The Union Cabinet recently approved the Juvenile Justice (Care and Protection of Children) Bill, 2014, which proposes to transfer children between 16 and 18 years accused of heinous offences to the adult system, based on an assessment of their mental capacity. The ‘frame of mind’ of a child and adolescent is not an easily understood paradigm and does not lend itself to be measured accurately. What is being proposed, i.e. identifying the frame of mind of an adolescent who is only alleged to have committed a heinous crime will merely result in an arbitrary ‘opinion’ lacking scientific validity. The intention of this process is to punish a child like an adult in a flawed attempt to contain the problem of heinous crime. What can actually be measured is the socio-cultural and demographic profile, pattern of behaviour, psycho-social adversity, accessibility to basic amenities and inputs given to the child prior to the alleged commission of the crime, and from this data to create an ‘individual profile’ that should guide the judicial orders for interventions aimed at rehabilitation of the child. This rigorous psycho-social assessment should be accessible to all juveniles, equitably and not discriminately based on the ‘seriousness of crime’. Given that the proposed assessment of a child’s mindset at the time of the alleged crime cannot be done scientifically, it will naturally lead to arbitrary opinions and fuel unjust judicial decisions that will radically change the course of a child’s life.
The nature of crime allegedly committed might seem adult-like but there is a consensus among professionals working with children and adolescents that the cognitive and emotional capacity of these adolescents is not yet developed enough and is lacking in the following capacities that typify adult behaviour — risk assessment and delaying immediate gratification, inhibiting impulsive behaviour in favour of long-term goals, future-oriented thinking and resisting peer pressure. Thus the need of the hour is to sensitively handle the ‘immature’ and still developing adolescent despite the heinousness of the alleged crime and find ways to ensure provision for unmet developmental needs.

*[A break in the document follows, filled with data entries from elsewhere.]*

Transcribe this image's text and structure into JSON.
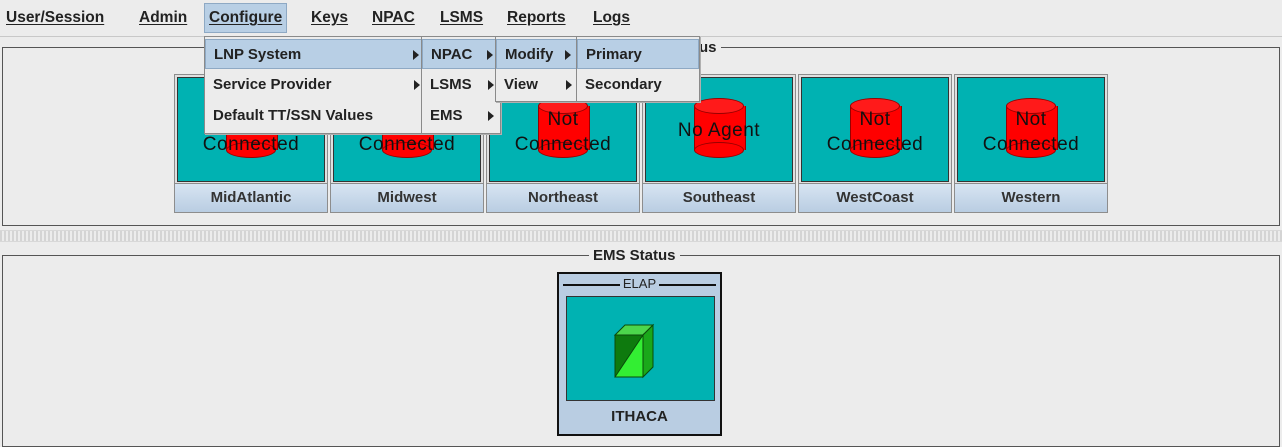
{
  "menubar": {
    "items": [
      "User/Session",
      "Admin",
      "Configure",
      "Keys",
      "NPAC",
      "LSMS",
      "Reports",
      "Logs"
    ]
  },
  "menus": {
    "configure": [
      {
        "label": "LNP System",
        "has_submenu": true,
        "highlighted": true
      },
      {
        "label": "Service Provider",
        "has_submenu": true
      },
      {
        "label": "Default TT/SSN Values",
        "has_submenu": false
      }
    ],
    "lnp_system": [
      {
        "label": "NPAC",
        "has_submenu": true,
        "highlighted": true
      },
      {
        "label": "LSMS",
        "has_submenu": true
      },
      {
        "label": "EMS",
        "has_submenu": true
      }
    ],
    "npac": [
      {
        "label": "Modify",
        "has_submenu": true,
        "highlighted": true
      },
      {
        "label": "View",
        "has_submenu": true
      }
    ],
    "modify": [
      {
        "label": "Primary",
        "highlighted": true
      },
      {
        "label": "Secondary"
      }
    ]
  },
  "npac_panel": {
    "title_visible": "us",
    "regions": [
      {
        "name": "MidAtlantic",
        "status": "Connected"
      },
      {
        "name": "Midwest",
        "status": "Connected"
      },
      {
        "name": "Northeast",
        "status_line1": "Not",
        "status_line2": "Connected"
      },
      {
        "name": "Southeast",
        "status": "No Agent"
      },
      {
        "name": "WestCoast",
        "status_line1": "Not",
        "status_line2": "Connected"
      },
      {
        "name": "Western",
        "status_line1": "Not",
        "status_line2": "Connected"
      }
    ]
  },
  "ems_panel": {
    "title": "EMS Status",
    "tile": {
      "tag": "ELAP",
      "name": "ITHACA"
    }
  },
  "colors": {
    "tile_background": "#00b2b2",
    "db_down": "#ff0000",
    "ems_ok": "#22dd22",
    "menu_highlight": "#b8cfe5"
  }
}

Childhood is a period of growth of both body and mind, and cannot be measured by the number of years one has lived but by the experiences one has been through. These processes are influenced by the varying pace of the maturing brain related to intellectual capacity, emotional intelligence and empathy, inhibiting harmful choices and finding new ways to adapt to situations. This learning happens successfully with immense amount of feedback from family and the socio-cultural environment, by understanding the pathways which led to it and by teaching acceptable alternative ways of fulfilling the identified primary needs such as affection, relationship and identity. This is certainly not achieved by focusing on the wrongdoing, and by sentencing the child to incarceration in an adult prison, a space that is devoid of anything remotely connected to positive role modelling, behaviour modification, socialisation or re-integration into society.
The existing legislative and judicial basis of ensuring juvenile justice is based on the understanding that juveniles have limited culpability and are not ‘hardened’ and thus cannot and should not be dealt with in adult courts. Thus the focus of any intervention in this population is rehabilitation, reintegration and restoration and not punishment or incarceration. If the ultimate goal of attending to juvenile ‘crime’ is indeed to rehabilitate and restore functionality then the primary aim cannot be ascertaining culpability to subject the child to a harsher environment.
The need of the hour is to provide for more intense financial, manpower and creative efforts focused on the psychiatric and psycho-social assessment in order to prepare Individual Care Plans and family level interventions, state- and national-level initiatives to sensitise the stakeholders and citizenry. What is even more important is the provision of facilities and skilled personnel to treat, rehabilitate, monitor, supervise and provide intensive continuous realistic feedback that can bridge the information gap between the legal and the social systems. These services are required to cater to the needs and interests of all children, including and perhaps more so for children alleged to be or found to be in conflict with the law, as they are also entitled to care, protection and rehabilitation as envisaged in the existing law, which is welfare legislation.
Thus, the dispute is not whether or not there should be punishment for adolescents found guilty of heinous crimes but what the appropriate manner of dealing with them should be. An inherently faulty assessment of maturity cannot be the basis of trying children as adults. Scientific evaluations should instead inspire rehabilitative and therapeutic initiatives for individual growth and vocational options, capacity to form realistic relations at various levels in society and to contain and transform aggressive impulses into socially acceptable ones. Flawed psychological assessments cannot be the crutch to justify the punitive treatment of adolescents as adults.
Shekar P Seshadri and Raghu N Mani are professors at the department of child and adolescent psychiatry, NIMHANS, Bengaluru
The views expressed by the authors are personal